The e-visits would be allowed only for patients with an established face-to-face relationship with a doctor and only for non-urgent ailments or rechecks. Doctors could prescribe medicine through an online interaction or ask that a patient come into the office for a more extensive check.
"It's a great idea," said patient Steve Brechbiel, who recently interrupted his workday for a doctor's appointment to check out a nagging cold that had moved into his chest. "Let's face it. One of the things you don't want to do is sit around the doctor's office."
MedFusion Inc., a Cary-based health care technology company, already provides a secure Web portal to 28,000 physicians nationwide. If doctors adopt the program, patients can sign in online, make any required co-payment, fill out a detailed questionnaire about their symptoms and submit it.
A physician would review the information at his or her convenience and then respond by answering questions, prescribing medication or seeking a follow-up in person. MedFusion officials say physician response time is typically within one business day.
Physicians are intrigued about the concept of online consultations but said they want to learn more about it first.
"We generally like the idea. In family medicine, this goes with what we do already," said Dr. Conrad Flick, a Raleigh physician, noting his practice uses electronic medical records.
Flick said he thinks online consultation could work well for treating chronic conditions, such as sinus infections or diabetes, but he said he wants to know more about patient privacy protections and the financial implications.
"(I want to) start finding out the cost both in time and real dollars to put it in place," he said.
Blue Cross began covering e-visits on June 1, but no physicians have signed up for the program yet.
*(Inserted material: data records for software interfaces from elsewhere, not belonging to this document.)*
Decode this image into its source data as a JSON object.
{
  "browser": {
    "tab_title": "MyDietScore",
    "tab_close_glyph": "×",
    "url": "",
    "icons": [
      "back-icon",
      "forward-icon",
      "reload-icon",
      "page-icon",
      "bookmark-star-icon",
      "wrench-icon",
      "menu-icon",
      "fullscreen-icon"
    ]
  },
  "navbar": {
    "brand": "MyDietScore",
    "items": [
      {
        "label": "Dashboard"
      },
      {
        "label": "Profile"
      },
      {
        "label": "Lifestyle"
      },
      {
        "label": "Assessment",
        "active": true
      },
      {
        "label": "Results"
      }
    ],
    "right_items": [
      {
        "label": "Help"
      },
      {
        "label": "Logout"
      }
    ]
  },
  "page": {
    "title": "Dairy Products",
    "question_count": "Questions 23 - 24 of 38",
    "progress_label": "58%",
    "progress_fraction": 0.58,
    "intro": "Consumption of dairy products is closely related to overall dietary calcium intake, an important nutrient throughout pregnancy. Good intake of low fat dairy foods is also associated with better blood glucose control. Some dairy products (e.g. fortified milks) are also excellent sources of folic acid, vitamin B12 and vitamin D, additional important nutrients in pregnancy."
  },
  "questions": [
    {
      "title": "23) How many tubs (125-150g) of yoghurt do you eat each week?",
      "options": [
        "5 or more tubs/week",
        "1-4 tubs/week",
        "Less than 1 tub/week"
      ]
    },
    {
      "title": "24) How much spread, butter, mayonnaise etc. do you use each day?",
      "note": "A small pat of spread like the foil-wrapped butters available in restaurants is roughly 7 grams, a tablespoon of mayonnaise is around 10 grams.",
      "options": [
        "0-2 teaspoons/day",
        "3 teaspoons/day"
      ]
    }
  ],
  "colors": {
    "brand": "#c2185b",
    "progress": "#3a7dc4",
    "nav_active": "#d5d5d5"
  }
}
"The e-visit is really just a way to get around that administrative burden and make it more convenient to the patient and the practice," said Dr. Genie Komives, medical director for Blue Cross.